With the immensity of the climate change crisis, African countries should renegotiate with the management of the Green Climate Fund to relax the cumbersome approvals. Also, the accredited entities will need seed money for the training of staff and consultants to prepare concept notes in a bid to boost the number of project proposals.

$100 billion

More importantly, the $100 billion promised by donors in 2009 is yet to materialise. But that is not unusual: It has been a thorny issue for all major UN conferences since the Earth Summit in Rio in 1992 — the first major environmental meeting. The donors could not agree on new funding for the outcome document, Agenda 21, and its Chapter 33 remained inconclusive, with bracketed sections.

Perhaps tellingly, most of the pledges were grants and not loans, suggesting why donors have been reluctant to fulfil them. Accordingly, developing countries should revisit their targets as they might not reach them. They should ensure that their implementation of climate change-related activities is well coordinated.

Most NDC activities are spread across various sectors — agriculture, transport, industry, water and so on — with the risk of duplication. Individual companies, for example, Safaricom, have committed to net-zero emissions by 2050. Under its NDC plan, the government should ensure that all entities are moving in lockstep in the same direction.
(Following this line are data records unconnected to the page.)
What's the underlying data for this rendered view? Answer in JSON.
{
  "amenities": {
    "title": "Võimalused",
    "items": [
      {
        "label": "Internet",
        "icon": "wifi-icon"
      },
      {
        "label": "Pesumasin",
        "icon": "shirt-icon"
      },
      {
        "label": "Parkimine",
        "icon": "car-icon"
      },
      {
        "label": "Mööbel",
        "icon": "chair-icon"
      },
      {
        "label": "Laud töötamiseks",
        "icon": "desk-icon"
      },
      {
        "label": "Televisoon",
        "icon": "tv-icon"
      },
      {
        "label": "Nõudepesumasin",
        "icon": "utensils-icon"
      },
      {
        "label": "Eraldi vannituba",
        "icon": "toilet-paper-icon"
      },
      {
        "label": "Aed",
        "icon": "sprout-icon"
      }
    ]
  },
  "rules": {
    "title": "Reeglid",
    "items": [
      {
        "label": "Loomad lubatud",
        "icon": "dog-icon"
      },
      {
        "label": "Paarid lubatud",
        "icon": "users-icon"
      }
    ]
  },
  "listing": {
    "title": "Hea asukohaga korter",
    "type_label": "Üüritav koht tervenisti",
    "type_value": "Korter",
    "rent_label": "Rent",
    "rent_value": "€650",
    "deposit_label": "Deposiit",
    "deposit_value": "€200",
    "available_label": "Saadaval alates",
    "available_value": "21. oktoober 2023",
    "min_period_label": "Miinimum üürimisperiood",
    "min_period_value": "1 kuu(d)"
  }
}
Climate Change Act

Furthermore, the roles of the national and county governments in mainstreaming and implementing climate change actions need to be much better coordinated, as stipulated by the Climate Change Act. Some of their activities, like tackling crises such as drought, are fragmented across different ministries. This may be due to a failure to accord the necessary priority to matters of the environment.

Thirdly, climate change is a complex subject and response efforts are hampered by a lack of expertise, especially at the county level. Capacity building and public awareness measures are urgent. These should include strengthening lead institutions’ capacity to develop and implement NDC-related policies and programmes, coordinating with sectoral ministries and counties, and engaging other stakeholders in implementation.

Fourth, the country faces a difficult choice: it desires to exploit its fossil fuel resources, especially coal, to realise its development objectives. However, plans to build two coal-fired power plants and to expand domestic coal mining run counter to the Paris Agreement’s 1.5-degree Celsius temperature objective.